This tried me severely, for while such business is seldom remunerative, and needs to be sorted out with the greatest care, the legal transaction of the best of it, to say the least, adds nothing to one's reputation either as a lawyer or a gentleman, which terms should be, but are not always, synonymous.
I stepped on the edge of a large deep tin pan
Again, clients in such classes of business know so much more than their legal advisers, and are so tenacious of their opinions, that in many cases it is almost impossible to get rid of them without resorting to violence.
And so, at the end of the next week I was just yearning for a taste of the farm, and for a chance to put to the test some of the theories I had been forming in regard to the proper development of my stock and the bringing my farm up to the standard set by government publications of the Agricultural Department. I had studied faithfully the various poultry books and magazines, and felt that I could at once detect that grim destroyer, roup, the moment I saw it; and for several days I had, when feeding and watering my fowls, looked them over with considerable trepidation, fearful of the dread scourge, and yet determined if necessary to kill, burn, and reduce to infinite nothingness any unfortunate fowls that might be attacked, and even prepared to go to the extreme length of burning the hencoop.

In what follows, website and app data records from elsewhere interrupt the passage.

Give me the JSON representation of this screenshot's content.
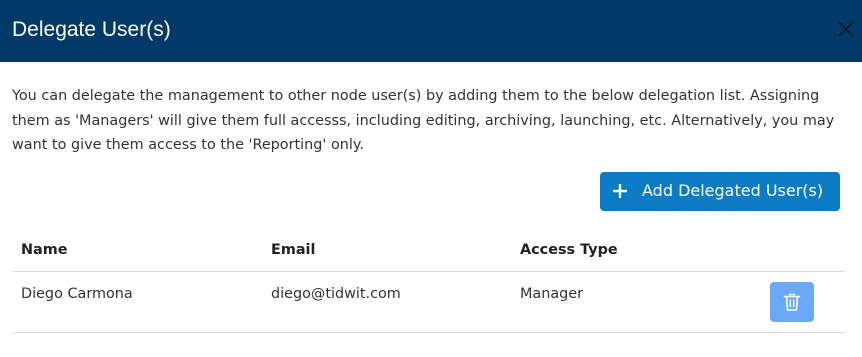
{
  "dialog": {
    "title": "Delegate User(s)",
    "close_icon": "close-icon",
    "description": "You can delegate the management to other node user(s) by adding them to the below delegation list. Assigning them as 'Managers' will give them full accesss, including editing, archiving, launching, etc. Alternatively, you may want to give them access to the 'Reporting' only.",
    "add_button": {
      "label": "Add Delegated User(s)",
      "icon": "plus-icon",
      "color": "#0b7bc3"
    }
  },
  "table": {
    "headers": {
      "name": "Name",
      "email": "Email",
      "access": "Access Type"
    },
    "rows": [
      {
        "name": "Diego Carmona",
        "email": "diego@tidwit.com",
        "access": "Manager",
        "delete_icon": "trash-icon"
      }
    ]
  },
  "colors": {
    "header_bg": "#013a68",
    "delete_button": "#6aa8f8"
  }
}
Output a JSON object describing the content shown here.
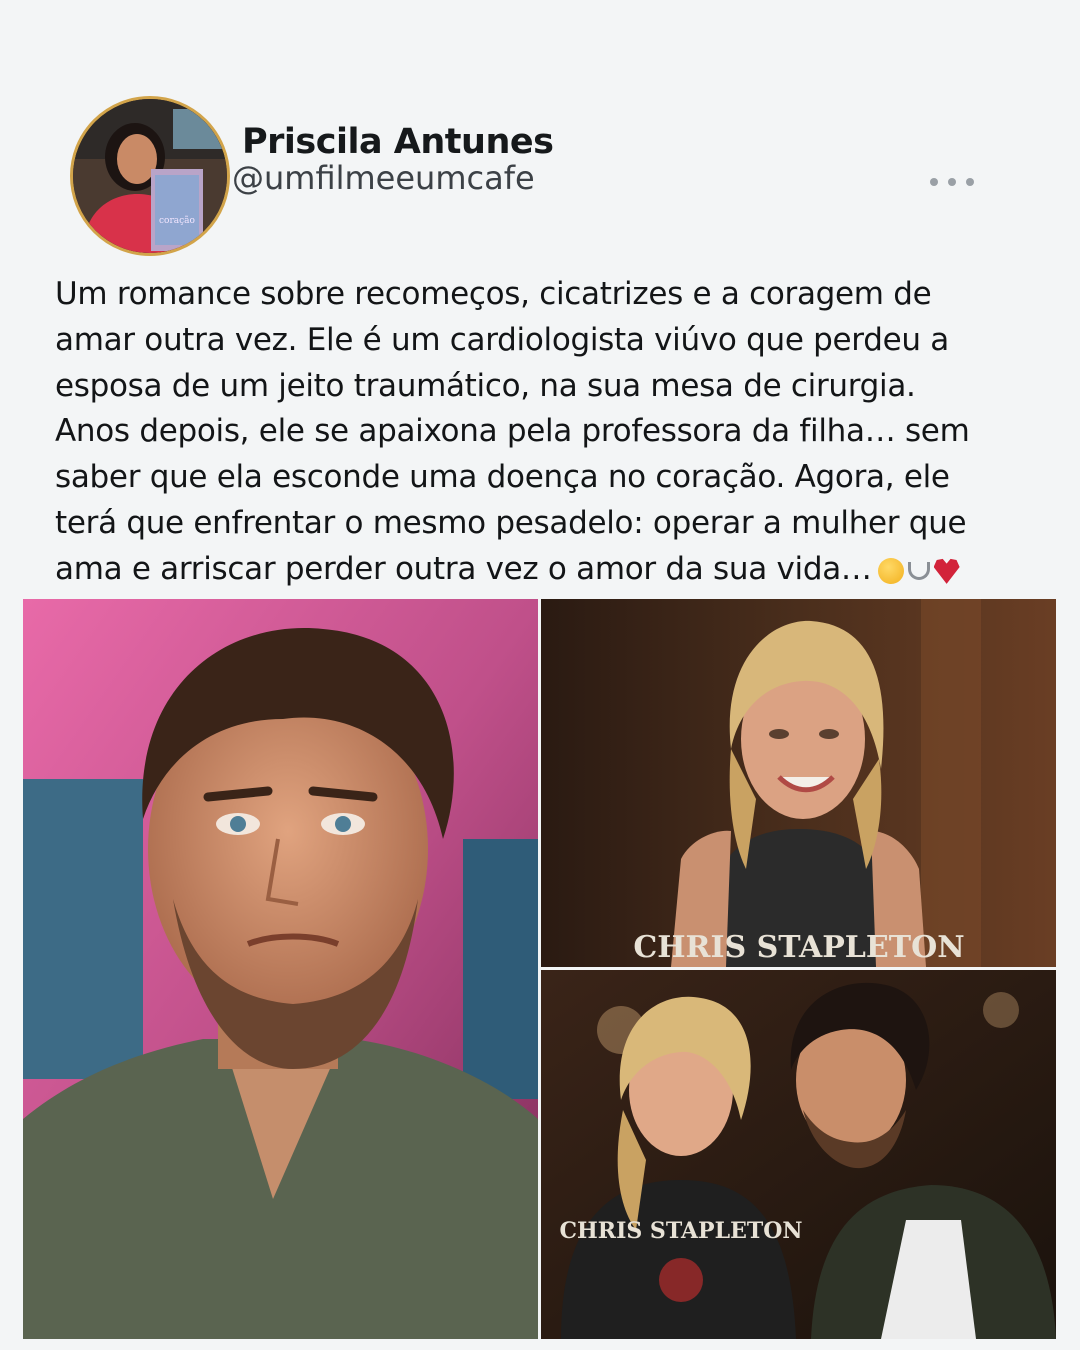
{
  "post": {
    "author_name": "Priscila Antunes",
    "author_handle": "@umfilmeeumcafe",
    "avatar_icon": "profile-photo-with-book",
    "more_icon": "more-horizontal-icon",
    "text": "Um romance sobre recomeços, cicatrizes e a coragem de\namar outra vez. Ele é um cardiologista viúvo que perdeu a\nesposa de um jeito traumático, na sua mesa de cirurgia.\nAnos depois, ele se apaixona pela professora da filha… sem\nsaber que ela esconde uma doença no coração. Agora, ele\nterá que enfrentar o mesmo pesadelo: operar a mulher que\nama e arriscar perder outra vez o amor da sua vida…",
    "emojis": [
      "pleading-face",
      "stethoscope",
      "broken-heart"
    ]
  },
  "photos": {
    "left": {
      "shirt_text": ""
    },
    "top_right": {
      "shirt_text": "CHRIS STAPLETON"
    },
    "bottom_right": {
      "shirt_text": "CHRIS STAPLETON"
    }
  },
  "colors": {
    "background": "#f3f5f6",
    "avatar_ring": "#d2a44a",
    "text": "#131517"
  }
}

I also learned with profound regret that there was no known remedy for fatty degeneration of the liver, or tumors in the gizzard, but that pip could be cured by certain preparations to be procured only of the advertiser; that gapes and cholera could be promptly cured by explicitly following certain directions sent by mail, "Enclose twenty-five cents in stamps," which I did, and received "specific directions" to kill the affected specimens at once; that bumble-foot could be also effectually remedied by cutting open the foot and rubbing in a preparation, the ingredients of which could be obtained only of the advertiser; that this remedy was the result of years of study at the expense of thousands of dollars.
I also learned that there were thirty or forty "best" remedies for vermin, fifteen or twenty "only" remedies for vermin, and at least a dozen "best and only" remedies for vermin. Indeed, so much was said of the ravages of vermin that I felt quite crawly every time I finished a poultry magazine.